Data for this exercise:
───

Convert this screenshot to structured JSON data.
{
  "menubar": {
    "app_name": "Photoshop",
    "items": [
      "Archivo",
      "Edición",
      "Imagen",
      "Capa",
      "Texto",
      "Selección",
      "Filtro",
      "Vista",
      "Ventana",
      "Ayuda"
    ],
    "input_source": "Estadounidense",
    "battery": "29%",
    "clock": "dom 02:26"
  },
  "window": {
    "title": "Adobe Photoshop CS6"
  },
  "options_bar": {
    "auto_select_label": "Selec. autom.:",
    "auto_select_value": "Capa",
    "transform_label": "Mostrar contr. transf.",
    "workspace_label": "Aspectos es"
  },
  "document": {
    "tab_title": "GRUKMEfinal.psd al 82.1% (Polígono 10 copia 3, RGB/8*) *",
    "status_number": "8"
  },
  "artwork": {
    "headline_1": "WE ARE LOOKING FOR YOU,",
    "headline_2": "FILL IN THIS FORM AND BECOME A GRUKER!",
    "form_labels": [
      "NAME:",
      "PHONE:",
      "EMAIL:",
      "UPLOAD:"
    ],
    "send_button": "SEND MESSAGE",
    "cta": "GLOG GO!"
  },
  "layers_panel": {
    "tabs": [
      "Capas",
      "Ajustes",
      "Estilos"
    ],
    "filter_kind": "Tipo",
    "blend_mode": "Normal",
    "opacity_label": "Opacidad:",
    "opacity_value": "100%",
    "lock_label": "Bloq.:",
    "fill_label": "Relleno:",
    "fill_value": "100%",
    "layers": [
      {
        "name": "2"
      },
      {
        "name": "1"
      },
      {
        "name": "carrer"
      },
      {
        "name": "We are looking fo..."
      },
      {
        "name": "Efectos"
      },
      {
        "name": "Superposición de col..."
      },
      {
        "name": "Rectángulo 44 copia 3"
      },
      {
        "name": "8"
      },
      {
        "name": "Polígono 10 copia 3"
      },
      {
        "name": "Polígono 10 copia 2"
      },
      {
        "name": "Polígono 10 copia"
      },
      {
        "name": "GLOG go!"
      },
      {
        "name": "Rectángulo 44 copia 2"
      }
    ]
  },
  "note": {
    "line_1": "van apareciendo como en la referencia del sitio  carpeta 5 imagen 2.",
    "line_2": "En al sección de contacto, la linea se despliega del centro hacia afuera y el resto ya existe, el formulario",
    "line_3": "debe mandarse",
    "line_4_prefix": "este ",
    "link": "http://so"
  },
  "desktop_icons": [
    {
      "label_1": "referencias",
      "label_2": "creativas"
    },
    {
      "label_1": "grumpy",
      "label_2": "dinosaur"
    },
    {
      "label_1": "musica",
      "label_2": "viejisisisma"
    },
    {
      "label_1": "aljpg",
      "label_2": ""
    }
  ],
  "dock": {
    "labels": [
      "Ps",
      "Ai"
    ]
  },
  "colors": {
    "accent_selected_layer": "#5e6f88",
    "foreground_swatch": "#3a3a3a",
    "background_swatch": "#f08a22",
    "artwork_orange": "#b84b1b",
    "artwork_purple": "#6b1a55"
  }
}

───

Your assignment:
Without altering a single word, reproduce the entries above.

Answer to this task:
Convert this screenshot to structured JSON data.
{
  "menubar": {
    "app_name": "Photoshop",
    "items": [
      "Archivo",
      "Edición",
      "Imagen",
      "Capa",
      "Texto",
      "Selección",
      "Filtro",
      "Vista",
      "Ventana",
      "Ayuda"
    ],
    "input_source": "Estadounidense",
    "battery": "29%",
    "clock": "dom 02:26"
  },
  "window": {
    "title": "Adobe Photoshop CS6"
  },
  "options_bar": {
    "auto_select_label": "Selec. autom.:",
    "auto_select_value": "Capa",
    "transform_label": "Mostrar contr. transf.",
    "workspace_label": "Aspectos es"
  },
  "document": {
    "tab_title": "GRUKMEfinal.psd al 82.1% (Polígono 10 copia 3, RGB/8*) *",
    "status_number": "8"
  },
  "artwork": {
    "headline_1": "WE ARE LOOKING FOR YOU,",
    "headline_2": "FILL IN THIS FORM AND BECOME A GRUKER!",
    "form_labels": [
      "NAME:",
      "PHONE:",
      "EMAIL:",
      "UPLOAD:"
    ],
    "send_button": "SEND MESSAGE",
    "cta": "GLOG GO!"
  },
  "layers_panel": {
    "tabs": [
      "Capas",
      "Ajustes",
      "Estilos"
    ],
    "filter_kind": "Tipo",
    "blend_mode": "Normal",
    "opacity_label": "Opacidad:",
    "opacity_value": "100%",
    "lock_label": "Bloq.:",
    "fill_label": "Relleno:",
    "fill_value": "100%",
    "layers": [
      {
        "name": "2"
      },
      {
        "name": "1"
      },
      {
        "name": "carrer"
      },
      {
        "name": "We are looking fo..."
      },
      {
        "name": "Efectos"
      },
      {
        "name": "Superposición de col..."
      },
      {
        "name": "Rectángulo 44 copia 3"
      },
      {
        "name": "8"
      },
      {
        "name": "Polígono 10 copia 3"
      },
      {
        "name": "Polígono 10 copia 2"
      },
      {
        "name": "Polígono 10 copia"
      },
      {
        "name": "GLOG go!"
      },
      {
        "name": "Rectángulo 44 copia 2"
      }
    ]
  },
  "note": {
    "line_1": "van apareciendo como en la referencia del sitio  carpeta 5 imagen 2.",
    "line_2": "En al sección de contacto, la linea se despliega del centro hacia afuera y el resto ya existe, el formulario",
    "line_3": "debe mandarse",
    "line_4_prefix": "este ",
    "link": "http://so"
  },
  "desktop_icons": [
    {
      "label_1": "referencias",
      "label_2": "creativas"
    },
    {
      "label_1": "grumpy",
      "label_2": "dinosaur"
    },
    {
      "label_1": "musica",
      "label_2": "viejisisisma"
    },
    {
      "label_1": "aljpg",
      "label_2": ""
    }
  ],
  "dock": {
    "labels": [
      "Ps",
      "Ai"
    ]
  },
  "colors": {
    "accent_selected_layer": "#5e6f88",
    "foreground_swatch": "#3a3a3a",
    "background_swatch": "#f08a22",
    "artwork_orange": "#b84b1b",
    "artwork_purple": "#6b1a55"
  }
}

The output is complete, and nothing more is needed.